Hamburg, 04.05.2022. How can platform councils ensure that public interests and democratic values are taken into account when setting and implementing private platform rules? The new co-operation project "Platform://Democracy", comissioned by the Stiftung Mercator, untertakes an inquiry into the meaning and limits of democracy online. The project is carried out by the Leibniz Institute for Media Research | Hans-Bredow-Institut (HBI) with support from the Humboldt Institute for Internet and Society (Berlin) and the Department of Theory and Future of Law of the University of Innsbruck (Austria).
Who says what we can say online? Can we participate in the decisions on what can be said and what can’t be said in private communication spaces? Who decides on the rules and practices of digital platforms now that societal processes of self-determination are happening to a large part in these private spaces? Democratic principles cannot easily be translated to allow user participation in the design of recommender algorithms and moderation practices.
The project, conceived and led by Prof. Dr. Matthias C. Kettemann
, head of research program 2 at HBI, aims to find out how the rules of discourse on platforms can be aligned with public values. Are forums such as platform councils suitable for this purpose?
The participation of citizens in the rules of what can be said has been a central demand and a great achievement of democratic revolutions. But what about our participation in communication-related decisions on digital platforms today, where significant parts of our public discourse have shifted?
Prof. Kettemann explains: „Platforms themselves have become rule makers, rule enforcers, and judges of their decisions. This has led to tensions in the social discourse fabric. And this is where we want to start.“
David Alders, project manager with Stiftung Mercator’s Centre for Digital Society, adds: „How democracies deal with private platform power is a key question of our time. The German coalition government has announced that it will promote the establishment of platform councils. So far, however, it seems unclear how exactly such councils should look like. The project seeks to change that.”
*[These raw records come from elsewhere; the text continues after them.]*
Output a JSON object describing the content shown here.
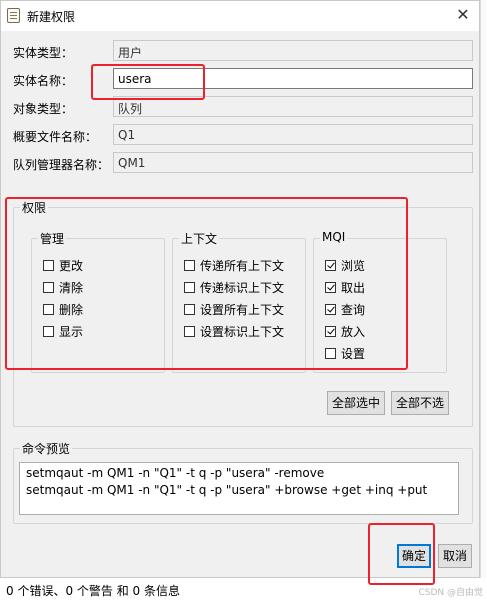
{
  "window": {
    "title": "新建权限",
    "close_glyph": "✕"
  },
  "form": {
    "entity_type": {
      "label": "实体类型：",
      "value": "用户"
    },
    "entity_name": {
      "label": "实体名称：",
      "value": "usera"
    },
    "object_type": {
      "label": "对象类型：",
      "value": "队列"
    },
    "profile_name": {
      "label": "概要文件名称：",
      "value": "Q1"
    },
    "qmgr_name": {
      "label": "队列管理器名称：",
      "value": "QM1"
    }
  },
  "permissions": {
    "title": "权限",
    "management": {
      "title": "管理",
      "items": [
        {
          "label": "更改",
          "checked": false
        },
        {
          "label": "清除",
          "checked": false
        },
        {
          "label": "删除",
          "checked": false
        },
        {
          "label": "显示",
          "checked": false
        }
      ]
    },
    "context": {
      "title": "上下文",
      "items": [
        {
          "label": "传递所有上下文",
          "checked": false
        },
        {
          "label": "传递标识上下文",
          "checked": false
        },
        {
          "label": "设置所有上下文",
          "checked": false
        },
        {
          "label": "设置标识上下文",
          "checked": false
        }
      ]
    },
    "mqi": {
      "title": "MQI",
      "items": [
        {
          "label": "浏览",
          "checked": true
        },
        {
          "label": "取出",
          "checked": true
        },
        {
          "label": "查询",
          "checked": true
        },
        {
          "label": "放入",
          "checked": true
        },
        {
          "label": "设置",
          "checked": false
        }
      ]
    },
    "select_all_label": "全部选中",
    "deselect_all_label": "全部不选"
  },
  "command_preview": {
    "title": "命令预览",
    "lines": [
      "setmqaut -m QM1 -n \"Q1\" -t q -p \"usera\" -remove",
      "setmqaut -m QM1 -n \"Q1\" -t q -p \"usera\" +browse +get +inq +put"
    ]
  },
  "buttons": {
    "ok": "确定",
    "cancel": "取消"
  },
  "status": "0 个错误、0 个警告 和 0 条信息",
  "watermark": "CSDN @自由觉",
  "colors": {
    "highlight": "#e8232d",
    "default_button_border": "#0078d7"
  }
}
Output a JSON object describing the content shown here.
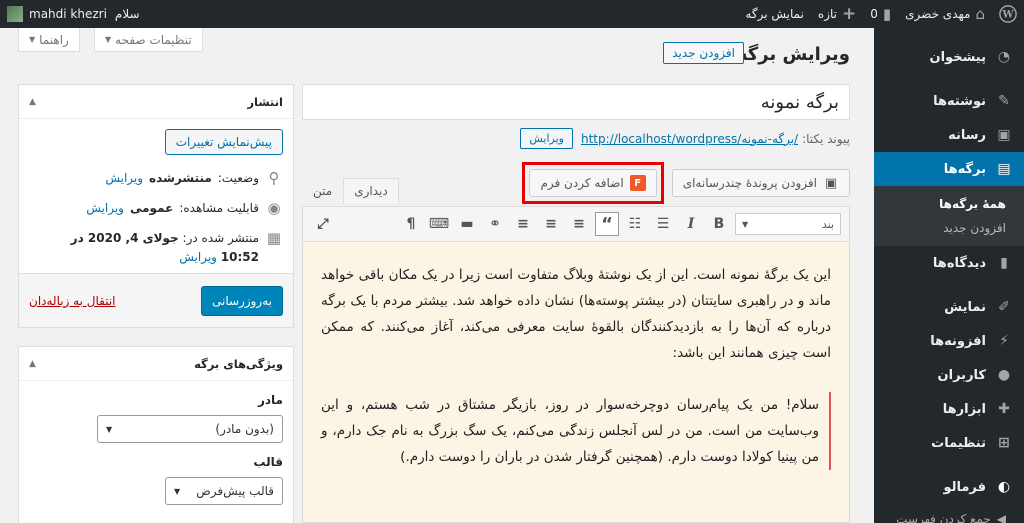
{
  "adminbar": {
    "site_name": "مهدی خضری",
    "comments_count": "0",
    "new_label": "تازه",
    "view_page": "نمایش برگه",
    "greeting": "سلام",
    "user_name": "mahdi khezri"
  },
  "menu": {
    "dashboard": "پیشخوان",
    "posts": "نوشته‌ها",
    "media": "رسانه",
    "pages": "برگه‌ها",
    "pages_sub_all": "همهٔ برگه‌ها",
    "pages_sub_add": "افزودن جدید",
    "comments": "دیدگاه‌ها",
    "appearance": "نمایش",
    "plugins": "افزونه‌ها",
    "users": "کاربران",
    "tools": "ابزارها",
    "settings": "تنظیمات",
    "formalo": "فرمالو",
    "collapse": "جمع کردن فهرست"
  },
  "screen_options": "تنظیمات صفحه",
  "help": "راهنما",
  "page_title": "ویرایش برگه",
  "add_new": "افزودن جدید",
  "post_title": "برگه نمونه",
  "permalink": {
    "label": "پیوند یکتا:",
    "url_base": "http://localhost/wordpress/",
    "slug": "برگه-نمونه/",
    "edit": "ویرایش"
  },
  "media": {
    "add_media": "افزودن پروندهٔ چندرسانه‌ای",
    "add_form": "اضافه کردن فرم"
  },
  "editor_tabs": {
    "visual": "دیداری",
    "text": "متن"
  },
  "format_select": "بند",
  "content": {
    "paragraph": "این یک برگهٔ نمونه است. این از یک نوشتهٔ وبلاگ متفاوت است زیرا در یک مکان باقی خواهد ماند و در راهبری سایتتان (در بیشتر پوسته‌ها) نشان داده خواهد شد. بیشتر مردم با یک برگه درباره که آن‌ها را به بازدیدکنندگان بالقوهٔ سایت معرفی می‌کند، آغاز می‌کنند. که ممکن است چیزی همانند این باشد:",
    "quote": "سلام! من یک پیام‌رسان دوچرخه‌سوار در روز، بازیگر مشتاق در شب هستم، و این وب‌سایت من است. من در لس آنجلس زندگی می‌کنم، یک سگ بزرگ به نام جک دارم، و من پینیا کولادا دوست دارم. (همچنین گرفتار شدن در باران را دوست دارم.)"
  },
  "publish": {
    "title": "انتشار",
    "preview": "پیش‌نمایش تغییرات",
    "status_label": "وضعیت:",
    "status_value": "منتشرشده",
    "edit": "ویرایش",
    "visibility_label": "قابلیت مشاهده:",
    "visibility_value": "عمومی",
    "published_label": "منتشر شده در:",
    "published_value": "جولای 4, 2020 در",
    "published_time": "10:52",
    "trash": "انتقال به زباله‌دان",
    "update": "به‌روزرسانی"
  },
  "attributes": {
    "title": "ویژگی‌های برگه",
    "parent_label": "مادر",
    "parent_value": "(بدون مادر)",
    "template_label": "قالب",
    "template_value": "قالب پیش‌فرض"
  },
  "colors": {
    "admin_dark": "#23282d",
    "accent": "#0073aa",
    "highlight": "#e00000",
    "editor_bg": "#fcf5e6",
    "form_icon": "#f0592a"
  }
}
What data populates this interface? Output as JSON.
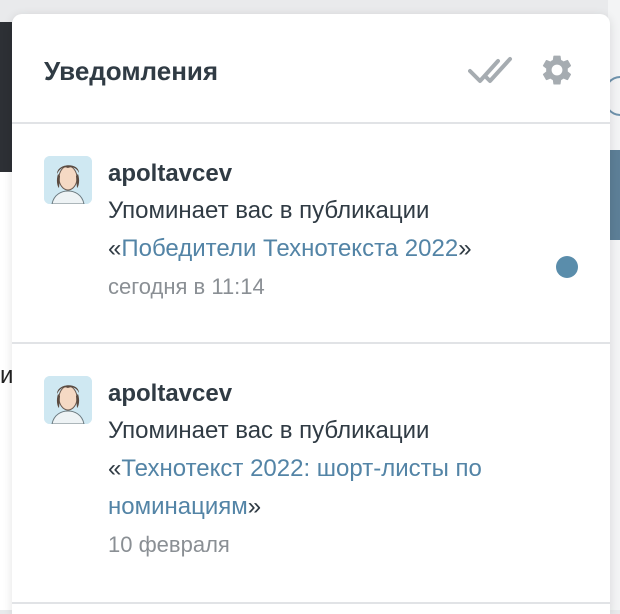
{
  "header": {
    "title": "Уведомления",
    "mark_read_icon": "double-check-icon",
    "settings_icon": "gear-icon"
  },
  "colors": {
    "link": "#5384a6",
    "unread_dot": "#5a8dab",
    "text": "#303b44",
    "muted": "#8a8f94"
  },
  "background": {
    "partial_text": "и"
  },
  "notifications": [
    {
      "user": "apoltavcev",
      "text": "Упоминает вас в публикации",
      "open_quote": "«",
      "link": "Победители Технотекста 2022",
      "close_quote": "»",
      "time": "сегодня в 11:14",
      "unread": true
    },
    {
      "user": "apoltavcev",
      "text": "Упоминает вас в публикации",
      "open_quote": "«",
      "link": "Технотекст 2022: шорт-листы по номинациям",
      "close_quote": "»",
      "time": "10 февраля",
      "unread": false
    }
  ]
}
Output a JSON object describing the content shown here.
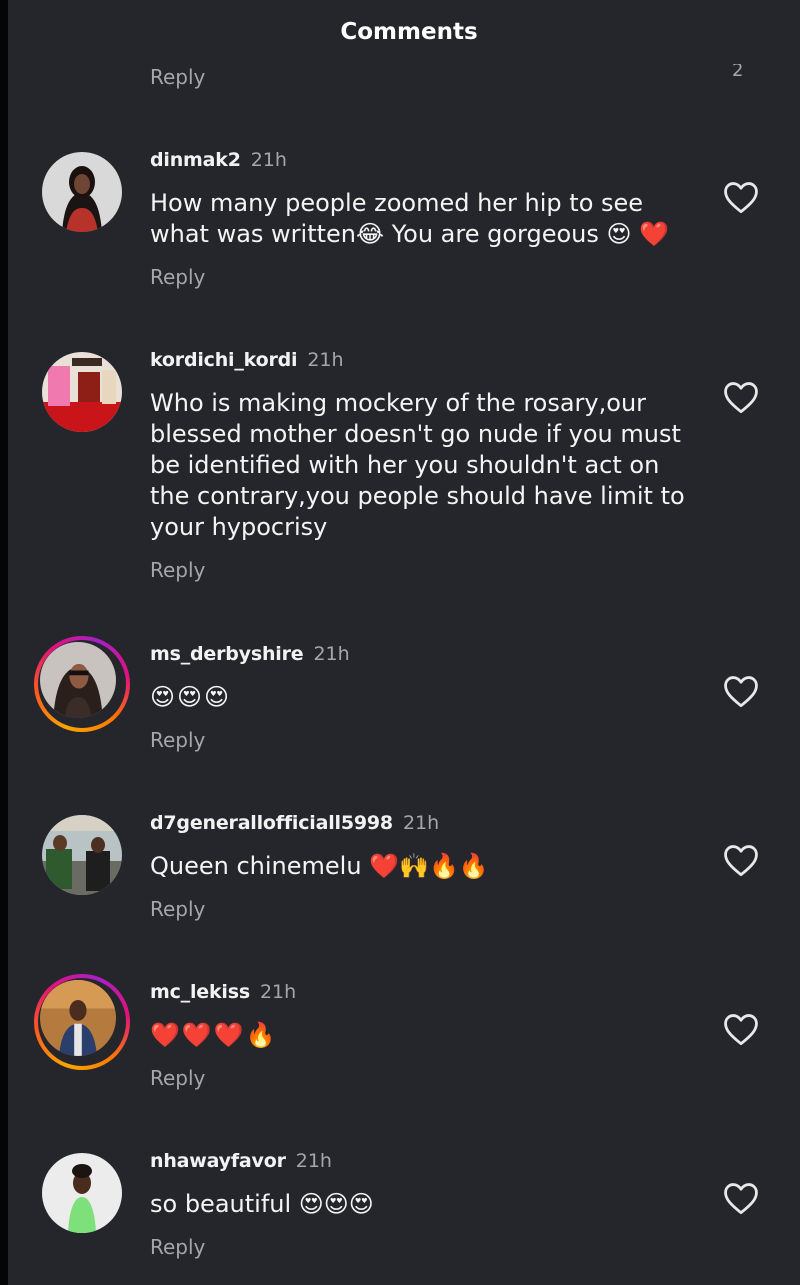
{
  "header": {
    "title": "Comments"
  },
  "top_partial": {
    "reply_label": "Reply",
    "count_fragment": "2"
  },
  "comments": [
    {
      "username": "dinmak2",
      "time": "21h",
      "text": "How many people zoomed her hip to see\nwhat was written😂 You are gorgeous 😍 ❤️",
      "reply_label": "Reply"
    },
    {
      "username": "kordichi_kordi",
      "time": "21h",
      "text": "Who is making mockery of the rosary,our\nblessed mother doesn't go nude if you must\nbe identified with her you shouldn't act on\nthe contrary,you people should have limit to\nyour hypocrisy",
      "reply_label": "Reply"
    },
    {
      "username": "ms_derbyshire",
      "time": "21h",
      "text": "😍😍😍",
      "reply_label": "Reply"
    },
    {
      "username": "d7generallofficiall5998",
      "time": "21h",
      "text": "Queen chinemelu ❤️🙌🔥🔥",
      "reply_label": "Reply"
    },
    {
      "username": "mc_lekiss",
      "time": "21h",
      "text": "❤️❤️❤️🔥",
      "reply_label": "Reply"
    },
    {
      "username": "nhawayfavor",
      "time": "21h",
      "text": "so beautiful 😍😍😍",
      "reply_label": "Reply"
    }
  ],
  "icons": {
    "like": "heart-outline-icon"
  },
  "colors": {
    "background": "#25262b",
    "text_primary": "#f2f2f2",
    "text_secondary": "#a5a6aa",
    "story_ring_start": "#f7a600",
    "story_ring_end": "#a620c9"
  }
}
In this project, the team will analyze and synthesize the institutional frameworks of successful societal responses to hybrid governance regimes. This will be done through a global review of best practice models of integrating public interests back into private (and public) regimes, such as those that have existed in different countries and in varying degrees, for example, in the field of public broadcasting or the protection of minors.
The researchers examine the possible spaces of institutionalized social feedback mechanisms for private power in an interdisciplinary manner and evaluate them normatively by organizing four regional research clinics in Asia/Australia, the Americas, Africa and Europe.
A final high-profile event will undertake a comparative review of regional best practices; a synthesis paper will summarize the project findings.
While the European Digital Service Act DSA contains important new rights for users and obligations for (very large online) platforms, including transparency rules for algorithmic recommender systems and assessment obligations regarding the platforms’ impact on, inter alia, democratic discourse and public health, the new European rules do not offer a convincing perspective on the inclusion of public values in the platform-internal norm-setting and enforcement processes. This is a gap the project aims to fill.
The outcomes will be translated into proposals on the future of platform councils in a dialog with representatives from politics and public administration.
A panel discussion on the project will take place on Tuesday, 7 June, 18.00. It will be streamed live.
Your can find more information about the project and the team here
Press officer: Christiane Matzen, email@example.com
Scientific lead: Prof. Dr. Matthias C. Kettemann, firstname.lastname@example.org